Excerpts from an interface dataset:
#####
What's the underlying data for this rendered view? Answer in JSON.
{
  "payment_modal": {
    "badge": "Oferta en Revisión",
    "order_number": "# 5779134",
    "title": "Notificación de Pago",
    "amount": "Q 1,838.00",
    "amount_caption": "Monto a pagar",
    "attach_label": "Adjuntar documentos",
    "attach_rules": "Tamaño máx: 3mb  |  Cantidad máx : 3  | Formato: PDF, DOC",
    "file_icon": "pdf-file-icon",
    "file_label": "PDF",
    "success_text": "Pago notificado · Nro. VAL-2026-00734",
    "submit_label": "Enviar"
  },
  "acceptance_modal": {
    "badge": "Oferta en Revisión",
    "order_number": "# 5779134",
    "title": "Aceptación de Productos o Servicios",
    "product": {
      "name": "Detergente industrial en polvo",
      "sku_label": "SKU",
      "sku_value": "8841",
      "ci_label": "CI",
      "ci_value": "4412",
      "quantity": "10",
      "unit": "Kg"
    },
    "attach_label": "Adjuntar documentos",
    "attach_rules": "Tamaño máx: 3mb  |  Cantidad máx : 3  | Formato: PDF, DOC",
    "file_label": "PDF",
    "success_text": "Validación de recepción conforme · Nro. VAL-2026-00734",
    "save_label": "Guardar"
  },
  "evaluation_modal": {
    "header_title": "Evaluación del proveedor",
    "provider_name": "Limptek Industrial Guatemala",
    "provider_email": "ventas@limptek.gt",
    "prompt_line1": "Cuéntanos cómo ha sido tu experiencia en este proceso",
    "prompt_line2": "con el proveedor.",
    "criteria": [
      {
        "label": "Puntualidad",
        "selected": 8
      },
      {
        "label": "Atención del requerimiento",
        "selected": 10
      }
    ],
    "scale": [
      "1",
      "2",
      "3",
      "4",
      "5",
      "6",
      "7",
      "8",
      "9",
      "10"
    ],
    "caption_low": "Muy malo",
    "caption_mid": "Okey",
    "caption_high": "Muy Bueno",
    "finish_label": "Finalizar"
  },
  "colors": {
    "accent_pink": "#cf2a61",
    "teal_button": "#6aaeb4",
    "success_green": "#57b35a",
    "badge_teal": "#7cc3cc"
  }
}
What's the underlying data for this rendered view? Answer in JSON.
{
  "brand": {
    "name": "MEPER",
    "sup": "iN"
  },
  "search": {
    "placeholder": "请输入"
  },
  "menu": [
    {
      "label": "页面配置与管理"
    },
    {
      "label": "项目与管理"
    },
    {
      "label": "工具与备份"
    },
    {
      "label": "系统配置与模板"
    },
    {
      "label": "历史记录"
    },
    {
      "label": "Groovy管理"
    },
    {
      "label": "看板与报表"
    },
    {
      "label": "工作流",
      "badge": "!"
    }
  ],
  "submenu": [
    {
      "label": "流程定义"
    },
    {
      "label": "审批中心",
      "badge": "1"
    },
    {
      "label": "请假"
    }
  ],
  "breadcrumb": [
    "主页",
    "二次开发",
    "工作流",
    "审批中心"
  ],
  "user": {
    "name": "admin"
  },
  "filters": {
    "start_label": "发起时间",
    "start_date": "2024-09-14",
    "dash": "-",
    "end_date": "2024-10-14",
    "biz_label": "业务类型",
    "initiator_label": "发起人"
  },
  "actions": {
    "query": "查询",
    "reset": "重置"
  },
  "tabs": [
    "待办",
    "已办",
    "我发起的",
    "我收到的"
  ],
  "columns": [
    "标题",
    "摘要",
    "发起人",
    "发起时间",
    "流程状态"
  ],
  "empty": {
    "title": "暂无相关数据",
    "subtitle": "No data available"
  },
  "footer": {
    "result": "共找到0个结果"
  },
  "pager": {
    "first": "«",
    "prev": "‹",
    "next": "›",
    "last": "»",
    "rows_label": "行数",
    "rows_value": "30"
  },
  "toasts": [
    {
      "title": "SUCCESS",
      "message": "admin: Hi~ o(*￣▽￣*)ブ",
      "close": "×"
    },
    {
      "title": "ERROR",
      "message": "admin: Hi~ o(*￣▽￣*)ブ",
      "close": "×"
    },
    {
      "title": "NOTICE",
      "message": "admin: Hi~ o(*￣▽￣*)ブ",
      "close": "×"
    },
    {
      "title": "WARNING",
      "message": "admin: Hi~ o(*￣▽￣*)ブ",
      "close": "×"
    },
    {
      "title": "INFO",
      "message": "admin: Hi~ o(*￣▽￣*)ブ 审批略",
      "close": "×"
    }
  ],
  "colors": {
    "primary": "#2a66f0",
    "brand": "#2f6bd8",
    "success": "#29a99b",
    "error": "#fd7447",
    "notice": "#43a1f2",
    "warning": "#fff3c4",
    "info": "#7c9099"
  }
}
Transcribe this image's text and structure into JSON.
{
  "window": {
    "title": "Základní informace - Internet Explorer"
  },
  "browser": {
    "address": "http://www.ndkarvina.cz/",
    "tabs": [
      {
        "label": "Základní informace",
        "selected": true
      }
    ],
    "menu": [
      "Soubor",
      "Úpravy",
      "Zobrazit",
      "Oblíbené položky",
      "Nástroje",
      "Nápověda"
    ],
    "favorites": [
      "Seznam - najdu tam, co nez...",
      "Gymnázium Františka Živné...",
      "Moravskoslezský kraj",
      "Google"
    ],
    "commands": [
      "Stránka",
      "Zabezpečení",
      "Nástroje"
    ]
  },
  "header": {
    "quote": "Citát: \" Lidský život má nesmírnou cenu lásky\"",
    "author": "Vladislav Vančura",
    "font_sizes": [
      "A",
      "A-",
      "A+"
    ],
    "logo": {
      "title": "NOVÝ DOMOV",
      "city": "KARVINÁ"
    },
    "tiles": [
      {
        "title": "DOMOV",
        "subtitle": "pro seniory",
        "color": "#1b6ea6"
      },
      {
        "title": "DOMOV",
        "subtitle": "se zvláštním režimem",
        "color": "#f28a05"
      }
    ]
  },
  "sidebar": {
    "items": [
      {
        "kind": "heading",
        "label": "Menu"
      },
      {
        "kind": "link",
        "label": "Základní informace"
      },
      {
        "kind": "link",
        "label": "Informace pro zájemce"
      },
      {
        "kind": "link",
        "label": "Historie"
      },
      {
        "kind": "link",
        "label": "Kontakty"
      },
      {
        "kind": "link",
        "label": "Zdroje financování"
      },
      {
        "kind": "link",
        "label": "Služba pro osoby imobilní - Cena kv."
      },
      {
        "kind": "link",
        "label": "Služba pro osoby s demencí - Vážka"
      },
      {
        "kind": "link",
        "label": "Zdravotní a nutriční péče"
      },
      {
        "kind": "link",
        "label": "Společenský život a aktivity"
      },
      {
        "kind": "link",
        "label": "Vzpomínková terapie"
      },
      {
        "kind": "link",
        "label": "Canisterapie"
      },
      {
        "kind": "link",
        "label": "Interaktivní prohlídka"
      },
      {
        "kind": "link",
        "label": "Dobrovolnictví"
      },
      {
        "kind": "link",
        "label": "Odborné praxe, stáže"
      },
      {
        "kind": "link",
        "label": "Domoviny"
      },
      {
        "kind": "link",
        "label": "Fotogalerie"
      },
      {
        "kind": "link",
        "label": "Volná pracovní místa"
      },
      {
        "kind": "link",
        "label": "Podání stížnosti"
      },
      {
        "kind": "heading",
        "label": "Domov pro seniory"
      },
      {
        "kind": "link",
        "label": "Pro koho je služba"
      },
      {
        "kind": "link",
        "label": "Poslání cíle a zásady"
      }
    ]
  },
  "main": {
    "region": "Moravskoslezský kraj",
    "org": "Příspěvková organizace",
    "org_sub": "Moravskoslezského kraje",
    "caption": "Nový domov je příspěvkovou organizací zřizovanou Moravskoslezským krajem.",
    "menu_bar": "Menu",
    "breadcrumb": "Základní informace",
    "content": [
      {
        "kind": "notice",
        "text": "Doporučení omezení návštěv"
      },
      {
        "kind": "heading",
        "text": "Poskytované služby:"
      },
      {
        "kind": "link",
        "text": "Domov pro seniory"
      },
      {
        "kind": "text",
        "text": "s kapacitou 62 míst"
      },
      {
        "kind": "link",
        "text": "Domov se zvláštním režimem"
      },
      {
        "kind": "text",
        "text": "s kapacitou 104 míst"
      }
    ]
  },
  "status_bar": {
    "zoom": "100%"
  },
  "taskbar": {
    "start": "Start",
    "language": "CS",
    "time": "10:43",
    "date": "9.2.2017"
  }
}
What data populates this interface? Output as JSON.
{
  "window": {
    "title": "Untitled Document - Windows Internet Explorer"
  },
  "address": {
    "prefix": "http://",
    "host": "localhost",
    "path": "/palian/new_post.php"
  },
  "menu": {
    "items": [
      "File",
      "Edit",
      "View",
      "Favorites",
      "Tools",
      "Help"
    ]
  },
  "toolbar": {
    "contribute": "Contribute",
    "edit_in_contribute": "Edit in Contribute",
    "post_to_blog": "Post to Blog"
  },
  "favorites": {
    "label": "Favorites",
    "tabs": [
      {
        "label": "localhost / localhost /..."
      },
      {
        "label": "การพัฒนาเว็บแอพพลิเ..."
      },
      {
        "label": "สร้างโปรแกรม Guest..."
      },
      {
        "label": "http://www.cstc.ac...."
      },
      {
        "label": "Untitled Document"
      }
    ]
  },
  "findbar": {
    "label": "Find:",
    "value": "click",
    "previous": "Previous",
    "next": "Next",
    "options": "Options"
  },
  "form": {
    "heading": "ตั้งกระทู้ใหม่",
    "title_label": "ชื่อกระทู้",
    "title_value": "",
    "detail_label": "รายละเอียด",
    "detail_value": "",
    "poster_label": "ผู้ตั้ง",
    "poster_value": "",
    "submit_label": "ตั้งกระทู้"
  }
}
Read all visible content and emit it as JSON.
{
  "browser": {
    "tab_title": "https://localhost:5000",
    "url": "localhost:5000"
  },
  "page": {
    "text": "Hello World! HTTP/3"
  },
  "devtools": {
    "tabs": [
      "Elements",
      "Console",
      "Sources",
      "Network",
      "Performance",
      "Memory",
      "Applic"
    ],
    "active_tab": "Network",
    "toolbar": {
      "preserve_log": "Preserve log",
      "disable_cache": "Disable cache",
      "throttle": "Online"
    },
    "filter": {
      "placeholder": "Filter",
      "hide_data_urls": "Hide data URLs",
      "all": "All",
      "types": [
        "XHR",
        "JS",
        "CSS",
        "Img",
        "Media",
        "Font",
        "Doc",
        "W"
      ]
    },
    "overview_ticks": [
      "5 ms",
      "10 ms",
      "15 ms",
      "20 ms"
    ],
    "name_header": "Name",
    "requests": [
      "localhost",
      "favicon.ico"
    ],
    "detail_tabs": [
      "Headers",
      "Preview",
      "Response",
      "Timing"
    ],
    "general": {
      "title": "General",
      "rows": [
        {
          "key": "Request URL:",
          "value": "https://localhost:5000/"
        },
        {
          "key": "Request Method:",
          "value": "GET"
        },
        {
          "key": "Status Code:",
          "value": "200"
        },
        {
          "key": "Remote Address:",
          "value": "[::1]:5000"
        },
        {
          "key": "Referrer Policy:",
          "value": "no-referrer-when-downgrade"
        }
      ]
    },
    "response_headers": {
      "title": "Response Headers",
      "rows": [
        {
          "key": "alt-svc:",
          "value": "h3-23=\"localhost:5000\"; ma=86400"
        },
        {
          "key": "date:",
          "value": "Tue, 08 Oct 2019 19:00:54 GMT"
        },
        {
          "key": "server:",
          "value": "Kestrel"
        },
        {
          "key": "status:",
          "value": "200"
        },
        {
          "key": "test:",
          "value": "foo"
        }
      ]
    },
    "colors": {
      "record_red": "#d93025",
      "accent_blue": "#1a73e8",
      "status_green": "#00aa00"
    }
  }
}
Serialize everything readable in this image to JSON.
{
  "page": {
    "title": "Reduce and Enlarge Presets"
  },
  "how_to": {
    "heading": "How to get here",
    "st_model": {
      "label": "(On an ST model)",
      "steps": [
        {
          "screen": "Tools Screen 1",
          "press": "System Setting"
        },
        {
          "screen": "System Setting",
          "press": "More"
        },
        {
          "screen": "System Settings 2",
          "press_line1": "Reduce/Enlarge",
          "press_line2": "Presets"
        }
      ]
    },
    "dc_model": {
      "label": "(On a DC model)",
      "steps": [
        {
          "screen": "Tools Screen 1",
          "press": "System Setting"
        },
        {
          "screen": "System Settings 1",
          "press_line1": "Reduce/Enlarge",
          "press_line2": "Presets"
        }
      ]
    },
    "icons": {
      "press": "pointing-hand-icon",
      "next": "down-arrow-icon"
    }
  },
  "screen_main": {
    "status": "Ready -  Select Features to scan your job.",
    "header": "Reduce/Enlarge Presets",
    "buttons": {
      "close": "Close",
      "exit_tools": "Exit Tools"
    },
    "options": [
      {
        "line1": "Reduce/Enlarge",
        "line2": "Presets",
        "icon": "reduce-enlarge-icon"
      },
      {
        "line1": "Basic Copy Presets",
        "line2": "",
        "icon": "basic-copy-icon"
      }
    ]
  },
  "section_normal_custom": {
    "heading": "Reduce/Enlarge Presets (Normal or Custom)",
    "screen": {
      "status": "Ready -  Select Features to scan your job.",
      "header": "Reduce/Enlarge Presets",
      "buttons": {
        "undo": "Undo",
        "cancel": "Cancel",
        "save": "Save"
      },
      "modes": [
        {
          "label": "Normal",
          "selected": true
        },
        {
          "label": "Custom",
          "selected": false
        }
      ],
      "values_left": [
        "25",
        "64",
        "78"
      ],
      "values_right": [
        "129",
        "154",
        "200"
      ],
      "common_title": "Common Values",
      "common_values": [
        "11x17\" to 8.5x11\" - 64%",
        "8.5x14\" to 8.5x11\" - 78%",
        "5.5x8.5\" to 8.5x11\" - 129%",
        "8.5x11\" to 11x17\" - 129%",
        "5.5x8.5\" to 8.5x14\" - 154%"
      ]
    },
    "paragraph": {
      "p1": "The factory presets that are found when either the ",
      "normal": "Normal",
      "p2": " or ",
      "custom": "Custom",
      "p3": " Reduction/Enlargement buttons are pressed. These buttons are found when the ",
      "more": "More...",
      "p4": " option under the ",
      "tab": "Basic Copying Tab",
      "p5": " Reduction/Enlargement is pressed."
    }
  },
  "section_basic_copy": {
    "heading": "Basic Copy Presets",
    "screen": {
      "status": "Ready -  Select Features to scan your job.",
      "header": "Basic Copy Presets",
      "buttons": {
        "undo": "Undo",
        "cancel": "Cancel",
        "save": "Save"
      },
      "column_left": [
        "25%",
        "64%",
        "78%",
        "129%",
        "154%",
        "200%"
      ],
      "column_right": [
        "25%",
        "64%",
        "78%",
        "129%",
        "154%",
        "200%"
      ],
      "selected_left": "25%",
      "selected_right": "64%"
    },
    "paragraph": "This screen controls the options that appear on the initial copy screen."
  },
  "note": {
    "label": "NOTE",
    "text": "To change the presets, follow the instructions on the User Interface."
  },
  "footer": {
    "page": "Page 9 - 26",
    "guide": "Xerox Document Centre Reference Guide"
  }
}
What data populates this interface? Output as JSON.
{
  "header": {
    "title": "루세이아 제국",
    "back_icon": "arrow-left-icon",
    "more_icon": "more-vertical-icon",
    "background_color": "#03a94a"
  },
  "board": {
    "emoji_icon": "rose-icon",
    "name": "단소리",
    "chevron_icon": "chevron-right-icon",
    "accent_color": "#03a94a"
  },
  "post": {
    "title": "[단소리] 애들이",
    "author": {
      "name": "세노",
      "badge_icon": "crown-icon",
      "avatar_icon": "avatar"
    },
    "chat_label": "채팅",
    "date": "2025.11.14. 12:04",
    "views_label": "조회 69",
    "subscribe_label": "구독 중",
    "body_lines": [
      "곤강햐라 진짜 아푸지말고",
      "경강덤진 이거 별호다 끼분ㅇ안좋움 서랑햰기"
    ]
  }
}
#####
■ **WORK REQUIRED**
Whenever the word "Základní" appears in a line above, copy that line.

■ **OUTPUT OF THE EXERCISE**
    "title": "Základní informace - Internet Explorer"
        "label": "Základní informace",
        "label": "Základní informace"
    "breadcrumb": "Základní informace",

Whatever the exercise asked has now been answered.